Filiberto fought for his country’s liberty. He defended himself and fought using numerous and varied mechanisms. He denounced Puerto Rico’s colonial status at the United Nations Decolonization Committee Hearing in 1990; he analyzed Puerto Rico’s situation and explained his strategies, plans, and projections through press communiqués and in messages directed to his Puerto Rican brothers and sisters; he organized actions reaffirming the rights of the Puerto Rican people; he reaffirmed the bonds of solidarity with Caribbean and Latin American countries; he collaborated in the struggles for equality and human rights at the international level, even in the United States.
As part of his concept of struggle, he joined numerous campaigns and battles, being among the most prominent, his efforts to constitute the Popular Front for National Salvation. His concern was, besides liberation, social justice. He was alarmed by the degradation of the environment and advocated the conservation of natural resources, particularly forests. His heart ached at seeing the lack of health options for Puerto Ricans, and he denounced the insensitivity of a health system embedded in rampant capitalism. He felt uneasy about the lack of housing and advocated for those with fewer economic resources, especially people living in public housing projects, and he expressed his indignation at the discrimination against them. He was concerned with the future of youth, who had always had a special place in his heart, and he would tell them to study, and he encouraged and supported the demands made by the students’ movements.

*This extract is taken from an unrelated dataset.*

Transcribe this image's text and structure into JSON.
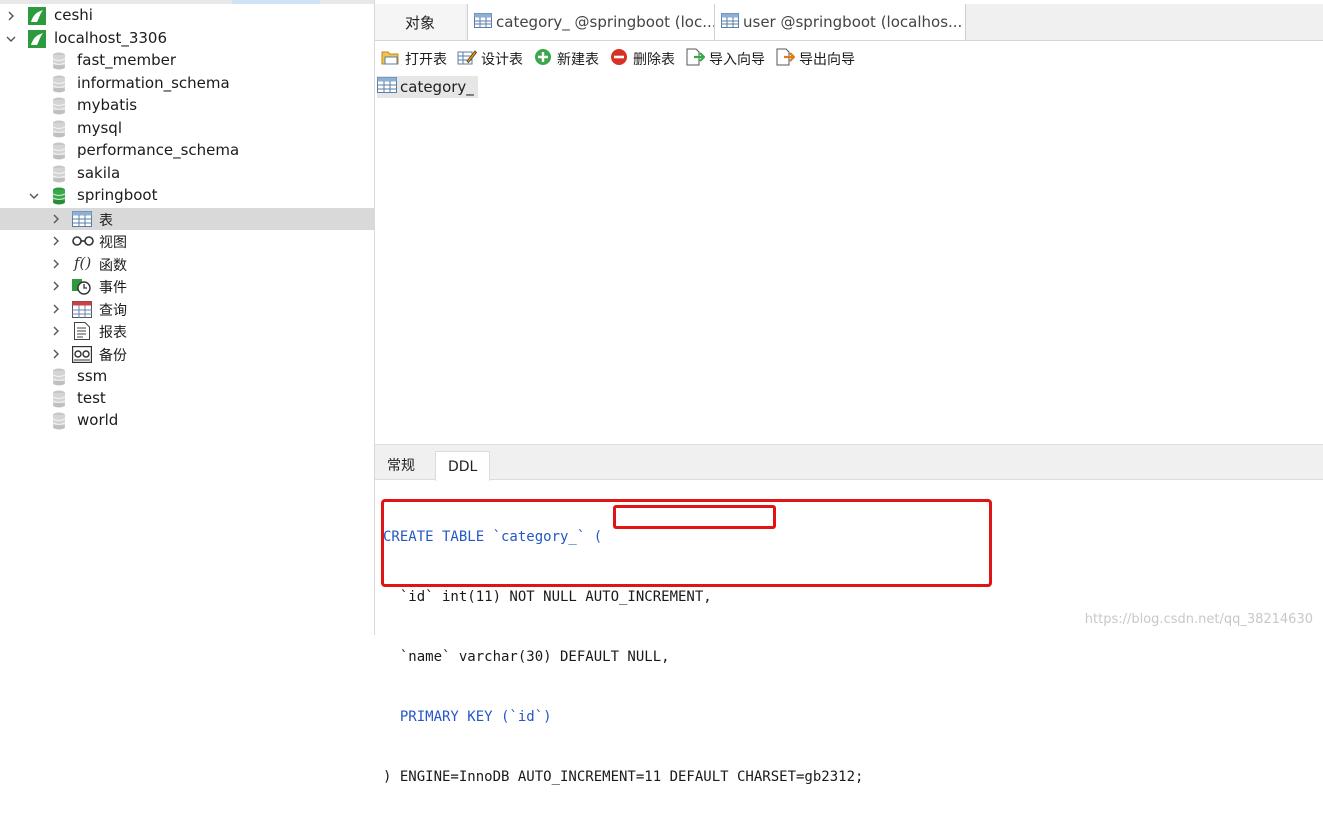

The intervention of the United States armed forces in recruiting Puerto Ricans for their wars and teaching them to kill corroded his soul, and he challenged those affronts with his words and actions. He was worried about the people’s right to work and warned about the government’s intentions of transforming Puerto Ricans into totally dependent beings. He expressed his solidarity with the just causes adopted by Puerto Rican labor unions and denounced the government’s attempts at trying to strip the workers of their sense of pride in work. He would criticize the intolerance of some toward religious people, and he promoted the understanding of different spiritual traditions, emphasizing nondiscrimination.
He was disturbed by the loss of Puerto Rican identity, and he joined national reaffirmation efforts, recognizing the initiatives and achievements of those who forged Puerto Rican culture. The fact that Puerto Ricans were kept in situations where they were deprived of their liberty caused him anguish, and he was constantly demanding their liberation; in one case, interceding with Latin American movements for the release of a Puerto Rican sister so that she would be allowed to return to her country. And he was also willing to be traded in exchange for Puerto Rican patriots jailed by the U.S. government, which would allow them to return to their homeland. Finally, he was always willing to give his life for his ideals. . . .
Juan A. Ocasio Rivera is a social worker, professor, and freelance writer based in Mayaguez, Puerto Rico. He has contributed to such online publications as Counterpunchand New York Latino Journal. Elma Beatriz Rosado is a Puerto Rican independentista. She contributes to the newspaper Claridad and to Cubadebate, and heads the Filiberto Ojeda Ríos Foundation.